In addition, the following tasks are entrusted to the SB:
· formulating and implementing a programme of checks to verify the effective application of the company’s control procedures in the risky activities areas and their effectiveness, bearing in mind that a primary control responsibility for these activities, including those relative to the risky activities areas, is in any case held by the Company’s operative management and constitutes an integral part of the Company process;
· collecting, processing and keeping the information relative to observance of the Model, and where necessary, updating the list of the information that must be compulsorily sent to the SB or kept at its disposal;
· coordinating with the other company functions, also by means of ad-hoc meetings, to ensure the best possible monitoring of the activities in the areas at risk. To this end, the SB is kept constantly informed of developments in activities in the said risk areas, and has free access to all the relevant Company documentation, in compliance with the current regulations. The SB must in addition be informed by the management of any situations in the Company’s activities that could expose it to the risk of criminal offences;

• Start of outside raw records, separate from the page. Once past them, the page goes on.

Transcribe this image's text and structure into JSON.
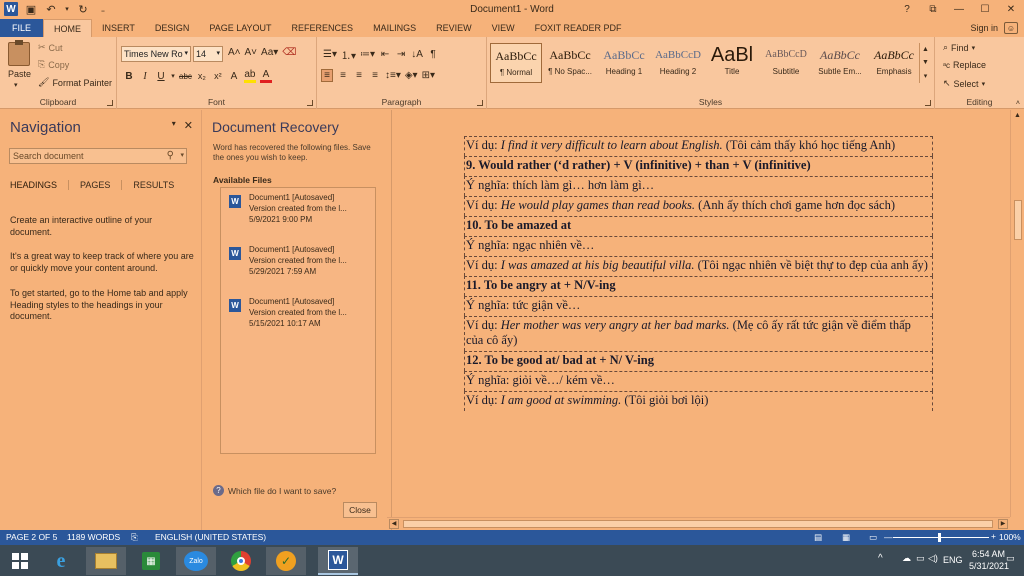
{
  "title_bar": {
    "title": "Document1 - Word",
    "qa_icons": [
      "word-logo",
      "save-icon",
      "undo-icon",
      "redo-icon",
      "customize-icon"
    ],
    "controls": [
      "?",
      "⧉",
      "—",
      "☐",
      "✕"
    ]
  },
  "tabs": {
    "file": "FILE",
    "items": [
      "HOME",
      "INSERT",
      "DESIGN",
      "PAGE LAYOUT",
      "REFERENCES",
      "MAILINGS",
      "REVIEW",
      "VIEW",
      "FOXIT READER PDF"
    ],
    "active": "HOME",
    "signin": "Sign in"
  },
  "ribbon": {
    "clipboard": {
      "label": "Clipboard",
      "paste": "Paste",
      "cut": "Cut",
      "copy": "Copy",
      "format_painter": "Format Painter"
    },
    "font": {
      "label": "Font",
      "name": "Times New Ro",
      "size": "14"
    },
    "paragraph": {
      "label": "Paragraph"
    },
    "styles": {
      "label": "Styles",
      "items": [
        {
          "sample": "AaBbCc",
          "name": "¶ Normal"
        },
        {
          "sample": "AaBbCc",
          "name": "¶ No Spac..."
        },
        {
          "sample": "AaBbCc",
          "name": "Heading 1"
        },
        {
          "sample": "AaBbCcD",
          "name": "Heading 2"
        },
        {
          "sample": "AaBl",
          "name": "Title"
        },
        {
          "sample": "AaBbCcD",
          "name": "Subtitle"
        },
        {
          "sample": "AaBbCc",
          "name": "Subtle Em..."
        },
        {
          "sample": "AaBbCc",
          "name": "Emphasis"
        }
      ]
    },
    "editing": {
      "label": "Editing",
      "find": "Find",
      "replace": "Replace",
      "select": "Select"
    }
  },
  "navigation": {
    "title": "Navigation",
    "search_placeholder": "Search document",
    "tabs": [
      "HEADINGS",
      "PAGES",
      "RESULTS"
    ],
    "p1": "Create an interactive outline of your document.",
    "p2": "It's a great way to keep track of where you are or quickly move your content around.",
    "p3": "To get started, go to the Home tab and apply Heading styles to the headings in your document."
  },
  "recovery": {
    "title": "Document Recovery",
    "subtitle": "Word has recovered the following files. Save the ones you wish to keep.",
    "available": "Available Files",
    "files": [
      {
        "name": "Document1  [Autosaved]",
        "desc": "Version created from the l...",
        "time": "5/9/2021 9:00 PM"
      },
      {
        "name": "Document1  [Autosaved]",
        "desc": "Version created from the l...",
        "time": "5/29/2021 7:59 AM"
      },
      {
        "name": "Document1  [Autosaved]",
        "desc": "Version created from the l...",
        "time": "5/15/2021 10:17 AM"
      }
    ],
    "help": "Which file do I want to save?",
    "close": "Close"
  },
  "document": {
    "rows": [
      {
        "type": "mixed",
        "label": "Ví dụ: ",
        "italic": "I find it very difficult to learn about English.",
        "rest": " (Tôi cảm thấy khó học tiếng Anh)"
      },
      {
        "type": "bold",
        "text": "9.  Would rather (‘d rather) + V (infinitive) + than + V (infinitive)"
      },
      {
        "type": "plain",
        "text": "Ý nghĩa: thích làm gì… hơn làm gì…"
      },
      {
        "type": "mixed",
        "label": "Ví dụ: ",
        "italic": "He would play games than read books.",
        "rest": " (Anh ấy thích chơi game hơn đọc sách)"
      },
      {
        "type": "bold",
        "text": "10. To be amazed at"
      },
      {
        "type": "plain",
        "text": "Ý nghĩa: ngạc nhiên về…"
      },
      {
        "type": "mixed",
        "label": "Ví dụ: ",
        "italic": "I was amazed at his big beautiful villa.",
        "rest": " (Tôi ngạc nhiên về biệt thự to đẹp của anh ấy)"
      },
      {
        "type": "bold",
        "text": "11. To be angry at + N/V-ing"
      },
      {
        "type": "plain",
        "text": "Ý nghĩa: tức giận về…"
      },
      {
        "type": "mixed",
        "label": "Ví dụ: ",
        "italic": "Her mother was very angry at her bad marks.",
        "rest": " (Mẹ cô ấy rất tức giận về điểm thấp của cô ấy)"
      },
      {
        "type": "bold",
        "text": "12. To be good at/ bad at + N/ V-ing"
      },
      {
        "type": "plain",
        "text": "Ý nghĩa: giỏi về…/ kém về…"
      },
      {
        "type": "mixed",
        "label": "Ví dụ: ",
        "italic": "I am good at swimming.",
        "rest": " (Tôi giỏi bơi lội)"
      }
    ]
  },
  "status": {
    "page": "PAGE 2 OF 5",
    "words": "1189 WORDS",
    "language": "ENGLISH (UNITED STATES)",
    "zoom": "100%"
  },
  "taskbar": {
    "apps": [
      "windows-start",
      "internet-explorer",
      "file-explorer",
      "store",
      "zalo",
      "chrome",
      "unikey",
      "word"
    ],
    "lang": "ENG",
    "time": "6:54 AM",
    "date": "5/31/2021"
  },
  "colors": {
    "accent": "#2b579a",
    "background": "#f6b27a",
    "ribbon": "#f9c79e",
    "taskbar": "#3b4a55"
  }
}
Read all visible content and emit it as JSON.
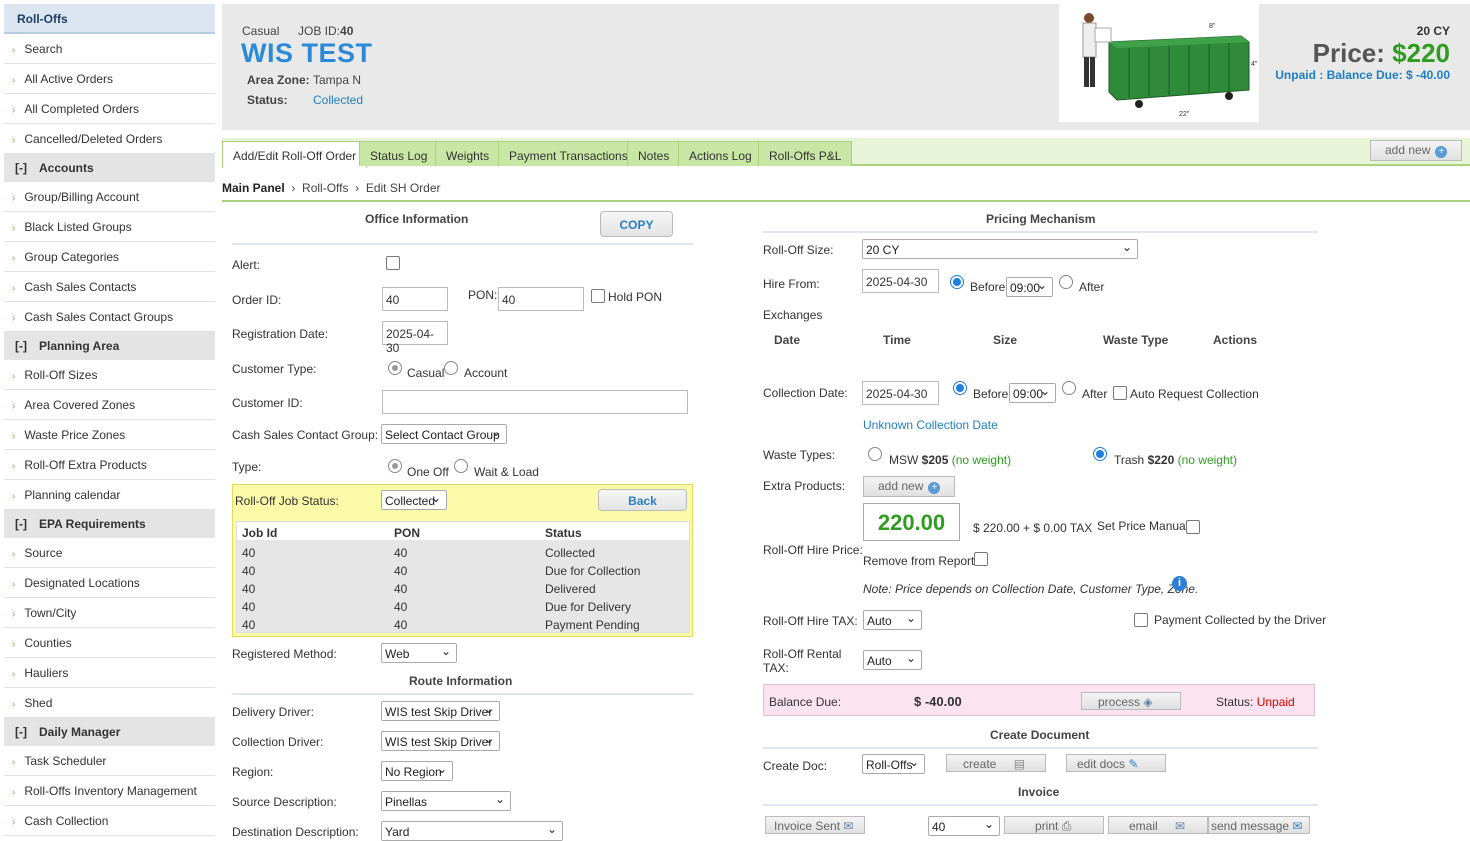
{
  "sidebar": {
    "top": "Roll-Offs",
    "group1": [
      "Search",
      "All Active Orders",
      "All Completed Orders",
      "Cancelled/Deleted Orders"
    ],
    "sec_accounts": "Accounts",
    "group2": [
      "Group/Billing Account",
      "Black Listed Groups",
      "Group Categories",
      "Cash Sales Contacts",
      "Cash Sales Contact Groups"
    ],
    "sec_planning": "Planning Area",
    "group3": [
      "Roll-Off Sizes",
      "Area Covered Zones",
      "Waste Price Zones",
      "Roll-Off Extra Products",
      "Planning calendar"
    ],
    "sec_epa": "EPA Requirements",
    "group4": [
      "Source",
      "Designated Locations",
      "Town/City",
      "Counties",
      "Hauliers",
      "Shed"
    ],
    "sec_daily": "Daily Manager",
    "group5": [
      "Task Scheduler",
      "Roll-Offs Inventory Management",
      "Cash Collection"
    ],
    "toggle": "[-]"
  },
  "header": {
    "type": "Casual",
    "jobid_label": "JOB ID:",
    "jobid": "40",
    "title": "WIS TEST",
    "area_label": "Area Zone:",
    "area": "Tampa N",
    "status_label": "Status:",
    "status": "Collected",
    "size": "20 CY",
    "price_label": "Price:",
    "price": "$220",
    "unpaid": "Unpaid : Balance Due: $ -40.00",
    "img_dims": [
      "8\"",
      "4\"",
      "22\""
    ]
  },
  "tabs": [
    "Add/Edit Roll-Off Order",
    "Status Log",
    "Weights",
    "Payment Transactions",
    "Notes",
    "Actions Log",
    "Roll-Offs P&L"
  ],
  "add_new": "add new",
  "crumb": {
    "main": "Main Panel",
    "a": "Roll-Offs",
    "b": "Edit SH Order",
    "sep": "›"
  },
  "office": {
    "title": "Office Information",
    "copy": "COPY",
    "alert": "Alert:",
    "order_id_label": "Order ID:",
    "order_id": "40",
    "pon_label": "PON:",
    "pon": "40",
    "hold_pon": "Hold PON",
    "reg_date_label": "Registration Date:",
    "reg_date": "2025-04-30",
    "cust_type_label": "Customer Type:",
    "casual": "Casual",
    "account": "Account",
    "cust_id_label": "Customer ID:",
    "contact_group_label": "Cash Sales Contact Group:",
    "contact_group": "Select Contact Group",
    "type_label": "Type:",
    "one_off": "One Off",
    "wait_load": "Wait & Load",
    "job_status_label": "Roll-Off Job Status:",
    "job_status": "Collected",
    "back": "Back",
    "table_head": [
      "Job Id",
      "PON",
      "Status"
    ],
    "table_rows": [
      [
        "40",
        "40",
        "Collected"
      ],
      [
        "40",
        "40",
        "Due for Collection"
      ],
      [
        "40",
        "40",
        "Delivered"
      ],
      [
        "40",
        "40",
        "Due for Delivery"
      ],
      [
        "40",
        "40",
        "Payment Pending"
      ]
    ],
    "reg_method_label": "Registered Method:",
    "reg_method": "Web"
  },
  "route": {
    "title": "Route Information",
    "delivery_label": "Delivery Driver:",
    "delivery": "WIS test Skip Driver",
    "collection_label": "Collection Driver:",
    "collection": "WIS test Skip Driver",
    "region_label": "Region:",
    "region": "No Region",
    "source_label": "Source Description:",
    "source": "Pinellas",
    "dest_label": "Destination Description:",
    "dest": "Yard"
  },
  "pricing": {
    "title": "Pricing Mechanism",
    "size_label": "Roll-Off Size:",
    "size": "20 CY",
    "hire_label": "Hire From:",
    "hire_date": "2025-04-30",
    "before": "Before",
    "hire_time": "09:00",
    "after": "After",
    "exchanges": "Exchanges",
    "ex_head": [
      "Date",
      "Time",
      "Size",
      "Waste Type",
      "Actions"
    ],
    "coll_label": "Collection Date:",
    "coll_date": "2025-04-30",
    "coll_time": "09:00",
    "auto_req": "Auto Request Collection",
    "unknown": "Unknown Collection Date",
    "waste_label": "Waste Types:",
    "msw": "MSW",
    "msw_price": "$205",
    "no_weight": "(no weight)",
    "trash": "Trash",
    "trash_price": "$220",
    "extra_label": "Extra Products:",
    "hire_price_label": "Roll-Off Hire Price:",
    "hire_price": "220.00",
    "tax_text": "$ 220.00 + $ 0.00 TAX",
    "set_manual": "Set Price Manually",
    "remove": "Remove from Reports",
    "note": "Note: Price depends on Collection Date, Customer Type, Zone.",
    "hire_tax_label": "Roll-Off Hire TAX:",
    "hire_tax": "Auto",
    "driver_paid": "Payment Collected by the Driver",
    "rental_tax_label": "Roll-Off Rental TAX:",
    "rental_tax": "Auto",
    "balance_label": "Balance Due:",
    "balance": "$ -40.00",
    "process": "process",
    "status_label": "Status:",
    "status": "Unpaid"
  },
  "document": {
    "title": "Create Document",
    "label": "Create Doc:",
    "doc": "Roll-Offs",
    "create": "create",
    "edit": "edit docs"
  },
  "invoice": {
    "title": "Invoice",
    "sent": "Invoice Sent",
    "num": "40",
    "print": "print",
    "email": "email",
    "send": "send message"
  },
  "colors": {
    "accent": "#2a8ad8",
    "green": "#2e9c1f",
    "tab": "#c8e6a4",
    "unpaid": "#e00000"
  }
}
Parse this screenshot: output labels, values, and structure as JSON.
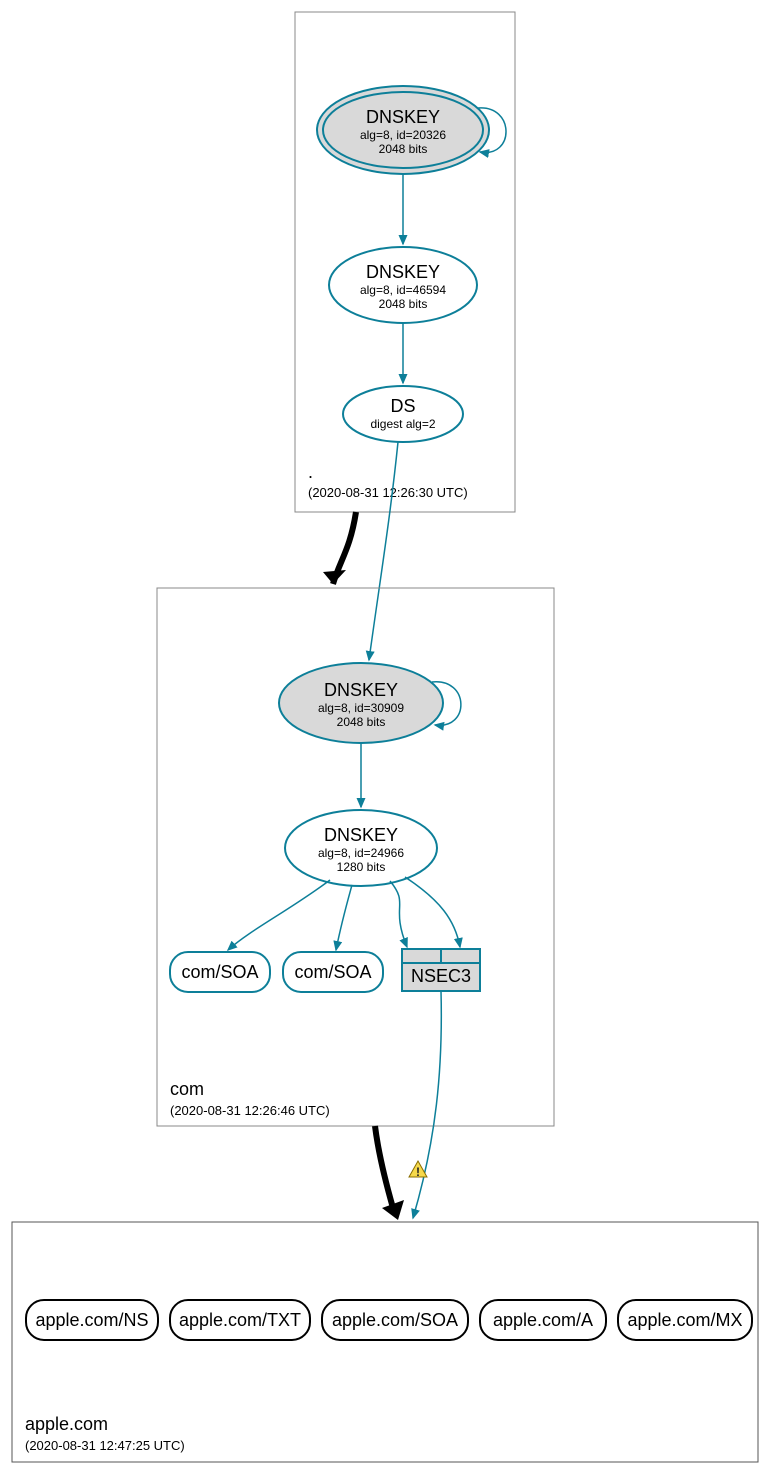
{
  "zones": {
    "root": {
      "name": ".",
      "timestamp": "(2020-08-31 12:26:30 UTC)",
      "dnskey_ksk": {
        "title": "DNSKEY",
        "line1": "alg=8, id=20326",
        "line2": "2048 bits"
      },
      "dnskey_zsk": {
        "title": "DNSKEY",
        "line1": "alg=8, id=46594",
        "line2": "2048 bits"
      },
      "ds": {
        "title": "DS",
        "line1": "digest alg=2"
      }
    },
    "com": {
      "name": "com",
      "timestamp": "(2020-08-31 12:26:46 UTC)",
      "dnskey_ksk": {
        "title": "DNSKEY",
        "line1": "alg=8, id=30909",
        "line2": "2048 bits"
      },
      "dnskey_zsk": {
        "title": "DNSKEY",
        "line1": "alg=8, id=24966",
        "line2": "1280 bits"
      },
      "soa1": "com/SOA",
      "soa2": "com/SOA",
      "nsec3": "NSEC3"
    },
    "apple": {
      "name": "apple.com",
      "timestamp": "(2020-08-31 12:47:25 UTC)",
      "records": {
        "ns": "apple.com/NS",
        "txt": "apple.com/TXT",
        "soa": "apple.com/SOA",
        "a": "apple.com/A",
        "mx": "apple.com/MX"
      }
    }
  }
}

· conducting the internal investigations for the ascertainment of suspected violations of the rules foreseen in the Model;
· ascertaining that the features foreseen in the individual Special Parts of the Model to prevent the various types of crimes (adoption of standard clauses, following procedures, etc.) are in any case adequate and meet the requirements for compliance with the provisions of the Decree, and if not, proposing an update of the said features;
· coordinating with the High Management and with the persons responsible for the various Company functions, with regard to the aspects pertaining to the implementation of the Model, such as promotion of suitable initiatives to spread knowledge and understanding of the Model, personnel training, disciplinary measures, etc.;
· coordinating with the persons in charge of the individual Company functions to assure the preparation of the internal organisational documentation containing the instructions, explanations or updates necessary for the correct operation of the Model itself.
The Supervisory Body, in few words, has the task to monitor the adequacy of the Model with regard to a Company’s operations and its effectiveness in preventing offences from occurring. The Company’s operations are addressed in a dynamic way since they involve legislative amendments, change of activities, employment of new personnel, transformations etc..
The drafting of compliance programs requires multidisciplinary skills and, often, the internal structures of the corporations lack the necessary competencies. For this reason, it is advisable to have an independent and professional evaluation of the program and of its adoption process.
The new normative framework for the professional role is to underscore the advantages of adopting the so-called organizational Models on the one side and on the other to assist companies in drafting the Models and setting up the SB and later on in adjusting the Models to keep up with their business evolution.